Going into the new year, things are starting to ramp up again in studios the world over - new releases from bands we all know and love (Muse’s new release is a great example!) as well as bands, solo artists and much more now looking to build their content and releases for the rest of the year.
One thing we can all focus on as engineers or producers, however, are the goals we have for our own process to help bring these visions to life much easier than we have been previously; hence, common recording goals you may choose to make this year that will likely help no end.
So, let’s dive in!
Easier Source Recording
Time and time again, I’ve made the statement that making sure that you get the recording right at the source is the best way to guarantee an easier time when mixing, let alone help you bring to life the ideas you have much easier while recording.
One of the most overlooked elements of this process, aside from microphones or preamps, is a good DI box.
The humble, and often simple in design, DI box is a sure fire way to make your life much easier across the entire recording process - from the source audio, to experimenting later down the line, the one thing you’ll want to make sure of is that your stringed instruments such as guitar or bass have been recorded with a good DI.
There’s not much in terms of tonality between the different manufacturers, but there's a timbre to different designs that really make them stand out on their own, as opposed to just a direct signal into an interface without a DI in the signal. Simply a DI or Direct Injection Box takes a line level signal and changes the impedance to a mic level signal, allowing you to get a much higher output.
Typically, guitar outputs aren’t too loud, and neither are microphones, but like a microphone has a preamp to boost the signal, a DI box is much the same in terms of what it’s designed to do.
The Radial Engineering line have always been a great starting point for nearly all engineers for DI Boxes
Different designs will give you slightly different results, but a bog standard designed DI will do the job, but a JFET or tube DI will give you a much better signal, along with much more desirable harmonics when using a tube DI.
Either way, a good DI will give you a cleaner, noiseless signal, all with the aim to allow better reamping, and cleaner tone to mix with especially in the case of bass guitar and it’s low end - plus, electric piano, drum machines, and much more, benefit much more from a DI than without one.
Organise Your Studio
Organising your studio can be difficult, but giving advice on how to organise it is sometimes even harder. Fortunately, I’ve tried many different ways to organise my own studio and I’ve found a few varied tips you may find handy going into the new year!
Recently, more than any other handy gadget for my studio, has been the 5-way broom holder that just so happens to be the perfect size for most microphone stands and will no doubt make my life far easier when reaching for an impromptu acoustic guitar recording session like I had recently!
I didn’t pull the trigger on this for a while, but this has been a circulating tip for around 5-6 years that I should’ve jumped on much sooner (and didn’t, so do follow my mistakes!).
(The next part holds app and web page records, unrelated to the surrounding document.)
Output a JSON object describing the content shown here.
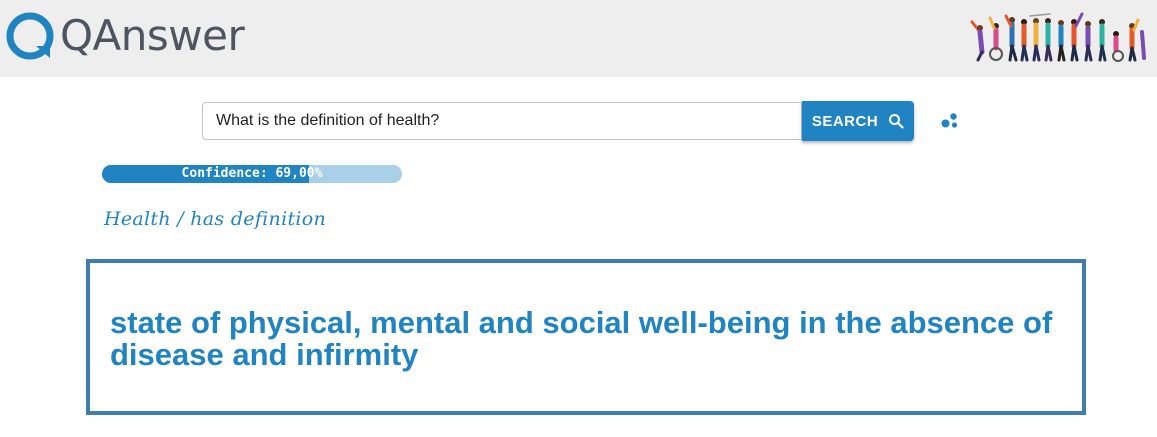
{
  "header": {
    "logo_text": "QAnswer",
    "people_illustration": "people-celebrating-illustration"
  },
  "search": {
    "query": "What is the definition of health?",
    "button_label": "SEARCH",
    "button_icon": "search-icon",
    "options_icon": "dots-icon"
  },
  "confidence": {
    "label": "Confidence: 69,00%",
    "value": 69.0
  },
  "result": {
    "breadcrumb": "Health / has definition",
    "answer": "state of physical, mental and social well-being in the absence of disease and infirmity"
  },
  "colors": {
    "accent": "#1f84c1",
    "accent_light": "#a8d0e8",
    "border": "#3d7ead",
    "header_bg": "#eeeeee",
    "logo_text": "#4d5560"
  }
}
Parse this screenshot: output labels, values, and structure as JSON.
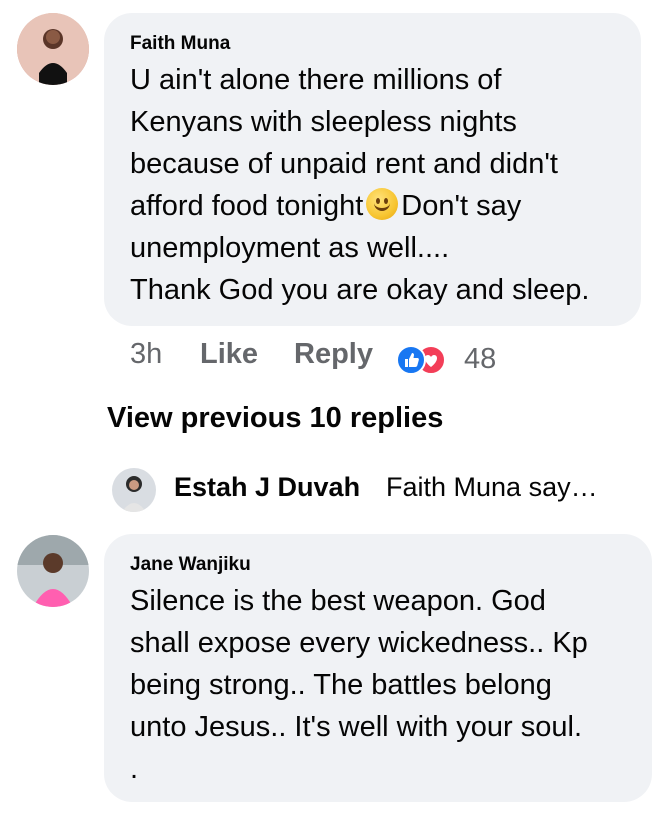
{
  "comment1": {
    "author": "Faith Muna",
    "lines": [
      "U ain't alone there millions  of",
      "Kenyans with sleepless nights",
      "because of unpaid rent and didn't",
      "afford food tonight",
      "Don't say",
      "unemployment as well....",
      "Thank God you are okay and sleep."
    ],
    "emoji": "slightly-smiling-face",
    "time": "3h",
    "like_label": "Like",
    "reply_label": "Reply",
    "reaction_icons": [
      "like-icon",
      "love-icon"
    ],
    "reaction_count": "48"
  },
  "view_previous": "View previous 10 replies",
  "reply_preview": {
    "author": "Estah J Duvah",
    "snippet": "Faith Muna say…"
  },
  "comment2": {
    "author": "Jane Wanjiku",
    "lines": [
      "Silence is the best weapon. God",
      "shall expose every wickedness.. Kp",
      "being strong.. The battles belong",
      "unto Jesus.. It's well with your soul.",
      "."
    ]
  },
  "colors": {
    "bubble": "#f0f2f5",
    "meta_text": "#65676b",
    "like_blue": "#1877f2",
    "love_red": "#f33e58"
  }
}
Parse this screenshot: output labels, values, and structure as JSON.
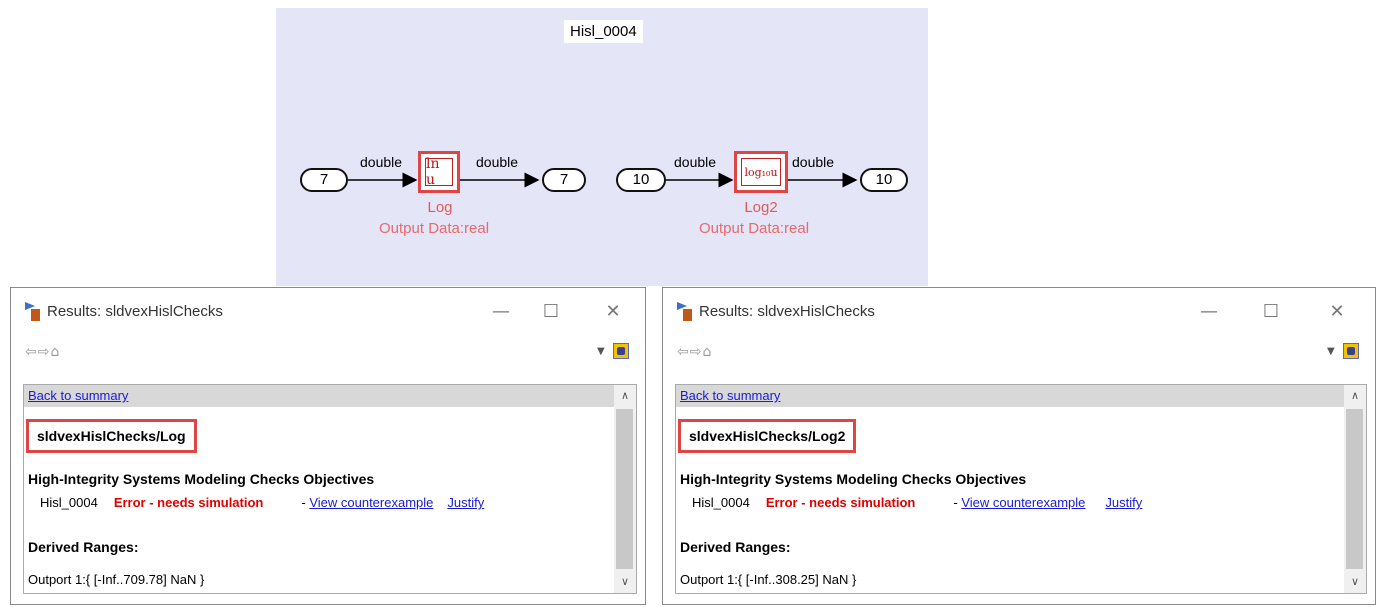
{
  "diagram": {
    "title": "Hisl_0004",
    "signal_type": "double",
    "group1": {
      "inport": "7",
      "block_symbol": "ln u",
      "block_name": "Log",
      "block_note": "Output Data:real",
      "outport": "7"
    },
    "group2": {
      "inport": "10",
      "block_symbol": "log₁₀u",
      "block_name": "Log2",
      "block_note": "Output Data:real",
      "outport": "10"
    }
  },
  "windows": [
    {
      "title": "Results: sldvexHislChecks",
      "controls": {
        "minimize": "—",
        "maximize": "☐",
        "close": "✕"
      },
      "nav_icons": "⇦⇨⌂",
      "back_link": "Back to summary",
      "path": "sldvexHislChecks/Log",
      "objectives_heading": "High-Integrity Systems Modeling Checks Objectives",
      "objective": {
        "id": "Hisl_0004",
        "status": "Error - needs simulation",
        "separator": "- ",
        "counterexample_link": "View counterexample",
        "justify_link": "Justify"
      },
      "ranges_heading": "Derived Ranges:",
      "range": "Outport 1:{ [-Inf..709.78] NaN }"
    },
    {
      "title": "Results: sldvexHislChecks",
      "controls": {
        "minimize": "—",
        "maximize": "☐",
        "close": "✕"
      },
      "nav_icons": "⇦⇨⌂",
      "back_link": "Back to summary",
      "path": "sldvexHislChecks/Log2",
      "objectives_heading": "High-Integrity Systems Modeling Checks Objectives",
      "objective": {
        "id": "Hisl_0004",
        "status": "Error - needs simulation",
        "separator": "- ",
        "counterexample_link": "View counterexample",
        "justify_link": "Justify"
      },
      "ranges_heading": "Derived Ranges:",
      "range": "Outport 1:{ [-Inf..308.25] NaN }"
    }
  ],
  "colors": {
    "canvas": "#e5e5f8",
    "highlight": "#e04545",
    "error": "#e00000",
    "link": "#1a1ad6"
  }
}
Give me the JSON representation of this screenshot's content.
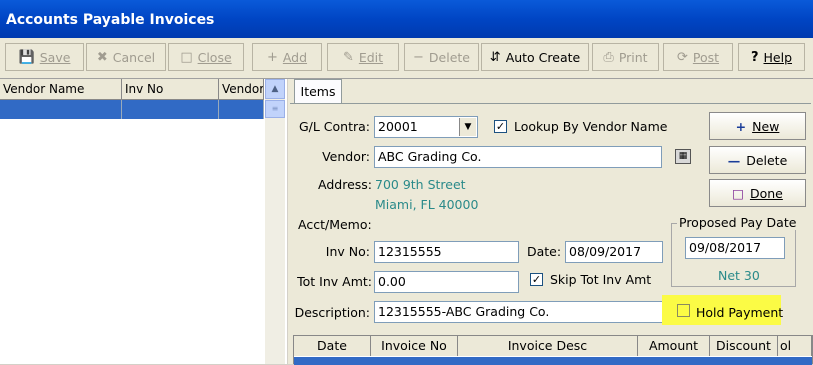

Above, is the single version of what can be used as a single microphone stand holder - I actually have this to hold a broom in my kitchen which allowed me to test my theory on holding mic stands, and they're a perfect fit!
Ramekin dishes are so common nowadays. These small, year deceptively deep dishes can be found when you buy a creme brulee, or small cheesecake from a local supermarket, but they serve an even better purpose - holding picks, Alan keys, and similar to make sure you don’t lose them.
I’ve been using these for everything recently, from holding screws from an amp I’ve been servicing, to beer bottle caps that I’ve been asked to save for my girlfriend's Mom for an art project; there’s a million and one uses for these and I’ve only just scratched the surface. The best part, is that as you get older, it seems you just acquire them more and more so put them to use!
Lastly, a UK shop called Wilkinson's has been a godsend when looking for a way to store my mic clips, shock mounts, and much more. As you build your mic locker, you find you acquire more and more standard handheld mic clips as you go through the years, and they take up a surprising amount of space if you don’t organise them!
Enter, the humble plastic box, made for all your storage needs and takes up far less room. Not only can they help you organise your accessories far more efficiently, but they can be tailored to look best for your studio as well!
Networking is by far and away the easiest goal to focus on this year. Bands have been out of action on the stage and I know all the bands I’m working with are desperate to play shows as much as they can this year, which means this is a perfect opportunity to network with new bands, and intermingle with new potential clients in the process. You also get to support your local scene in the process and keep live music alive, so there’s really no downside at all!
This year, ask more questions. By that I mean ask more questions you’re usually too afraid to ask. The hardest thing to face is the concept of being told ‘no’, but once you overcome that small fear, there’s a boundless possibility of other answers you don’t get to explore in simply not asking that question; moreover you’d be surprised how many times the answer is ‘yes’ or similar, and by not asking, your answer is already ‘no’.
My whole career has been based on this one idea to be completely honest, and had I not asked questions like ‘Hey, do you want to record with me?’ or ‘Hey, are there any positions available at your company?’ then my life would be very very different indeed.